Public health problems, like substance use disorder should be addressed in public health sectors and not within the criminal legal system. Diversion courts or problem solving courts, are another net-widening intrusion into people’s lives.
Some prosecutors talk of those same courts and programs as modes of reforms. So can you say more about why you see them as punitive and how you saw that play out in your own cases, for instance when it comes to substance use?
With regards to drug treatment courts, first of all, you have to beg to get into them: I have had clients who signed HIPAA releases so that every medical record they have ever had in their entire lives can be turned over to the DA’s office to review; then the DA’s office has still found that they don’t think this person is worthy of participating in a treatment program. Even once they’re in, there’s such a lack of understanding of what it means to go through recovery: You get penalized for any regression and you relapse. In some of these courts, my clients have to pay out of pocket for the privilege of participating, and they have to waive constitutional rights; and then they face terms of substantial incarceration if they relapse or fail out of the program in some way.
So how should New York State change its laws on drugs to be in line with your perspective? Oregon recently decriminalized drug possession, for instance. Should New York follow suit?
It’s so exciting to see progress across the country, and it’s thrilling to see that this is an issue that is coming to the forefront because the war on drugs has not kept us safe. It is my sincere hope that New York will follow in his footsteps of Portugal, of Oregon, to decriminalize all drugs. We need to make sure that people who need services are receiving them, and treatment is available.
Drug possession is on the list of offenses you say you would decline to prosecute. In light of this perspective, how would your office handle drug sales?
Low-level drug sales are also something I would decline to prosecute. As a public defender, I’ve had clients who have been targeted by undercover police officers: They go up to and approach people who are clearly suffering from substance use disorder, pretend to be dope sick, beg for someone to hand over some of their own stash, and then an entire narcotics team swoops in. All of a sudden my client is facing years in state prison.
But I haven’t categorically said that I would end prosecution of A1 drug sales. There are certain things that we have to consider in protecting New Yorkers, if kilos of fentanyl or heroin are being trafficked into Manhattan and someone is engaging in that.

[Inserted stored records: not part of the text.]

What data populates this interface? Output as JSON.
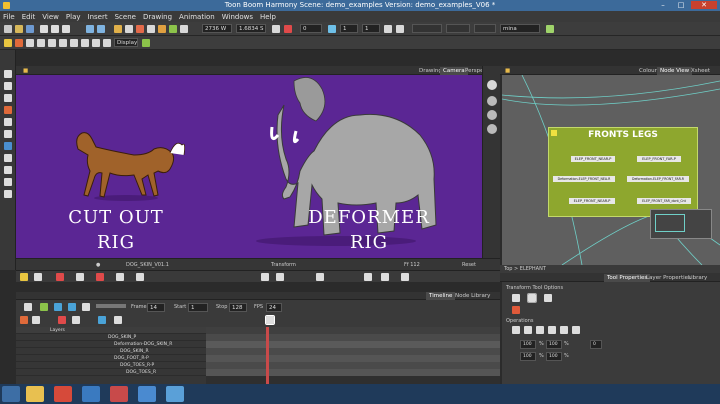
{
  "window": {
    "title": "Toon Boom Harmony Scene: demo_examples Version: demo_examples_V06 *"
  },
  "menu": [
    "File",
    "Edit",
    "View",
    "Play",
    "Insert",
    "Scene",
    "Drawing",
    "Animation",
    "Windows",
    "Help"
  ],
  "toolbar": {
    "display_value": "Display",
    "width_value": "2736 W",
    "height_value": "1.6834 S",
    "zero_value": "0",
    "mina_value": "mina",
    "one_value": "1",
    "zoom_value": "1"
  },
  "camera_view": {
    "tabs": [
      "Drawing",
      "Camera",
      "Perspective"
    ],
    "left_label_line1": "CUT OUT",
    "left_label_line2": "RIG",
    "right_label_line1": "DEFORMER",
    "right_label_line2": "RIG",
    "status_left": "DOG_SKIN_V01.1",
    "status_mid": "Transform",
    "status_right": "Ff 112",
    "status_far": "Reset"
  },
  "node_view": {
    "tabs": [
      "Colour",
      "Node View",
      "Xsheet"
    ],
    "group_title": "FRONTS LEGS",
    "nodes": [
      "ELEP_FRONT_NEAR-P",
      "ELEP_FRONT_FAR-P",
      "Deformation-ELEP_FRONT_NEA-R",
      "Deformation-ELEP_FRONT_FAR-R",
      "ELEP_FRONT_NEAR-P",
      "ELEP_FRONT_FAR_dont_Cnt"
    ],
    "footer": "Top > ELEPHANT"
  },
  "tool_properties": {
    "tabs": [
      "Tool Properties",
      "Layer Properties",
      "Library"
    ],
    "section": "Transform Tool Options",
    "operations_label": "Operations",
    "values": [
      "100",
      "100",
      "100",
      "100"
    ],
    "percent": "%",
    "zero": "0"
  },
  "timeline": {
    "tabs": [
      "Timeline",
      "Node Library"
    ],
    "frame_label": "Frame",
    "frame_value": "14",
    "start_label": "Start",
    "start_value": "1",
    "stop_label": "Stop",
    "stop_value": "128",
    "fps_label": "FPS",
    "fps_value": "24",
    "layers_label": "Layers",
    "layers": [
      "DOG_SKIN_P",
      "Deformation-DOG_SKIN_R",
      "DOG_SKIN_R",
      "DOG_FOOT_R-P",
      "DOG_TOES_R-P",
      "DOG_TOES_R"
    ]
  },
  "colors": {
    "stage_bg": "#5b2694",
    "node_group": "#8ea72e",
    "accent": "#3c6a9a"
  }
}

We’ve talked about why you argue that in some areas the criminal legal system is used too broadly. You’ve also talked about ramping up the prosecution of some behaviors like housing fraud or labor rights. How do you negotiate the balance between those aspirations?
We far too often narrowly define public safety. Safety should be defined as the ability to live, to live without fear and be provided for. We also tend to exclude the safety to live in one’s home, to have enough food on the table, and to be able to drink clean water and breathe fresh air.
We should be talking about holding corporations accountable when they break the law and when they exploit workers, when they put people’s lives at danger, or the slow violence of environmental crimes that take place over years or decades.
I think the systemic over-prosecution of low-level offenses, and the systemic under-prosecution of some of these repeated larger crimes, result in a larger cumulative effect on public safety that I want to take on when I take office. Really, it’s standing up for the same people, the people who are the most hurt by so many of these systemic failures.